#### WHAT YOU NEED TO DO:
Below are the records; locate each line with the word "Quiero" and copy it.

#### DATA PROVIDED:
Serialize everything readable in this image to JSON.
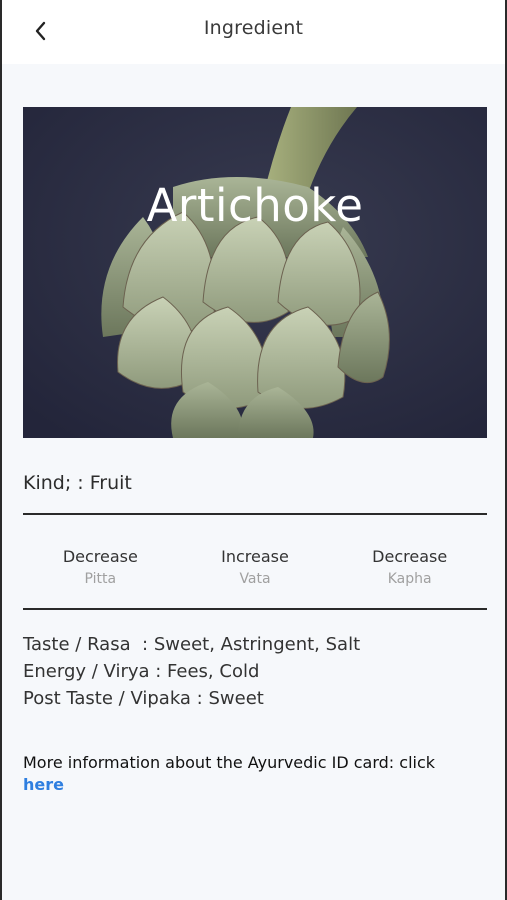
{
  "nav": {
    "title": "Ingredient"
  },
  "hero": {
    "title": "Artichoke"
  },
  "kind": {
    "text": "Kind; : Fruit"
  },
  "doshas": [
    {
      "effect": "Decrease",
      "name": "Pitta"
    },
    {
      "effect": "Increase",
      "name": "Vata"
    },
    {
      "effect": "Decrease",
      "name": "Kapha"
    }
  ],
  "properties": {
    "taste": "Taste / Rasa  : Sweet, Astringent, Salt",
    "energy": "Energy / Virya : Fees, Cold",
    "post_taste": "Post Taste / Vipaka : Sweet"
  },
  "more_info": {
    "text": "More information about the Ayurvedic ID card: click",
    "link": "here"
  },
  "colors": {
    "link": "#2f7fe0",
    "background": "#f6f8fb",
    "hero_background": "#2d2f40"
  },
  "icons": {
    "back": "chevron-left-icon"
  }
}
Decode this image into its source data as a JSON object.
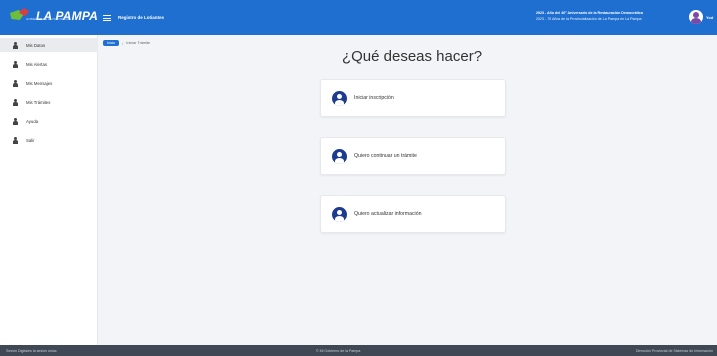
{
  "header": {
    "logo_text": "LA PAMPA",
    "logo_subtitle": "GOBIERNO DE LA PROVINCIA",
    "title": "Registro de Lotiantes",
    "notice_line1": "2023 - Año del 40° Aniversario de la Restauración Democrática",
    "notice_line2": "2023 - 70 Años de la Provincialización de La Pampa en La Pampa",
    "user_name": "Yod"
  },
  "sidebar": {
    "items": [
      {
        "label": "Mis Datos",
        "icon": "user-icon"
      },
      {
        "label": "Mis Alertas",
        "icon": "user-icon"
      },
      {
        "label": "Mis Mensajes",
        "icon": "user-icon"
      },
      {
        "label": "Mis Trámites",
        "icon": "user-icon"
      },
      {
        "label": "Ayuda",
        "icon": "user-icon"
      },
      {
        "label": "Salir",
        "icon": "user-icon"
      }
    ]
  },
  "breadcrumb": {
    "home": "Inicio",
    "separator": "/",
    "current": "Iniciar Trámite"
  },
  "main": {
    "heading": "¿Qué deseas hacer?",
    "options": [
      {
        "label": "Iniciar inscripción",
        "icon": "user-circle-icon"
      },
      {
        "label": "Quiero continuar un trámite",
        "icon": "user-circle-icon"
      },
      {
        "label": "Quiero actualizar información",
        "icon": "user-circle-icon"
      }
    ]
  },
  "footer": {
    "left": "Sesión Digitales la sesión única",
    "center": "© Mi Gobierno de la Pampa",
    "right": "Dirección Provincial de Sistemas de Información"
  },
  "colors": {
    "header": "#1f6fd1",
    "footer": "#3f4854",
    "icon": "#1d3b8f"
  }
}
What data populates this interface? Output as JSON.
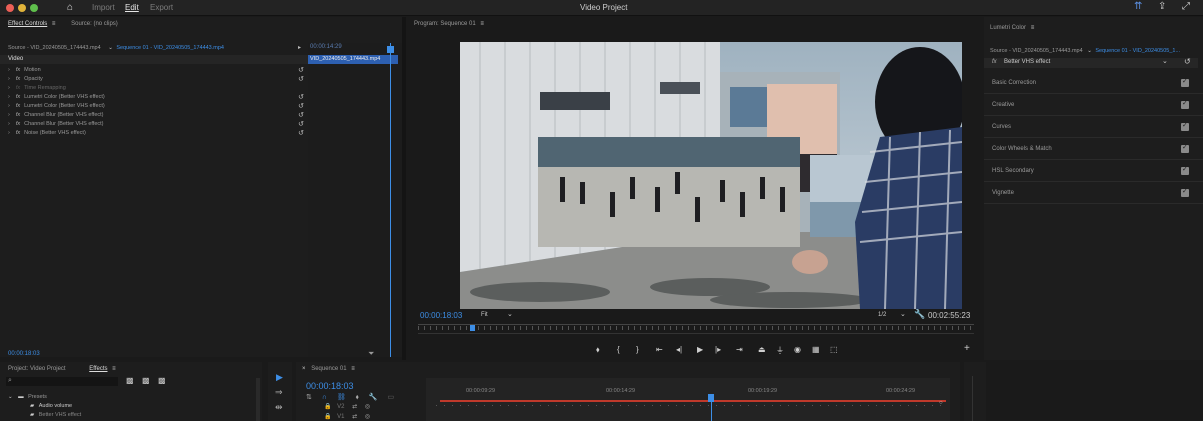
{
  "app": {
    "title": "Video Project",
    "menu": [
      "Import",
      "Edit",
      "Export"
    ]
  },
  "effect_controls": {
    "tabs": [
      "Effect Controls",
      "Source: (no clips)"
    ],
    "source_label": "Source - VID_20240505_174443.mp4",
    "sequence_label": "Sequence 01 - VID_20240505_174443.mp4",
    "section": "Video",
    "effects": [
      {
        "label": "Motion",
        "fx": true
      },
      {
        "label": "Opacity",
        "fx": true
      },
      {
        "label": "Time Remapping",
        "fx": false
      },
      {
        "label": "Lumetri Color (Better VHS effect)",
        "fx": true
      },
      {
        "label": "Lumetri Color (Better VHS effect)",
        "fx": true
      },
      {
        "label": "Channel Blur (Better VHS effect)",
        "fx": true
      },
      {
        "label": "Channel Blur (Better VHS effect)",
        "fx": true
      },
      {
        "label": "Noise (Better VHS effect)",
        "fx": true
      }
    ],
    "mini_timecode": "00:00:14:29",
    "mini_clip": "VID_20240505_174443.mp4",
    "bottom_timecode": "00:00:18:03"
  },
  "program": {
    "title": "Program: Sequence 01",
    "timecode": "00:00:18:03",
    "fit": "Fit",
    "resolution": "1/2",
    "duration": "00:02:55:23"
  },
  "lumetri": {
    "title": "Lumetri Color",
    "source": "Source - VID_20240505_174443.mp4",
    "sequence": "Sequence 01 - VID_20240505_1...",
    "effect": "Better VHS effect",
    "sections": [
      "Basic Correction",
      "Creative",
      "Curves",
      "Color Wheels & Match",
      "HSL Secondary",
      "Vignette"
    ]
  },
  "project": {
    "tabs": [
      "Project: Video Project",
      "Effects"
    ],
    "tree": [
      "Presets",
      "Audio volume",
      "Better VHS effect"
    ]
  },
  "timeline": {
    "title": "Sequence 01",
    "timecode": "00:00:18:03",
    "ruler": [
      "00:00:09:29",
      "00:00:14:29",
      "00:00:19:29",
      "00:00:24:29"
    ],
    "tracks": [
      "V1",
      "V2"
    ]
  }
}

#### THE ANSWER:
        "label": "Quiero continuar un trámite",
        "label": "Quiero actualizar información",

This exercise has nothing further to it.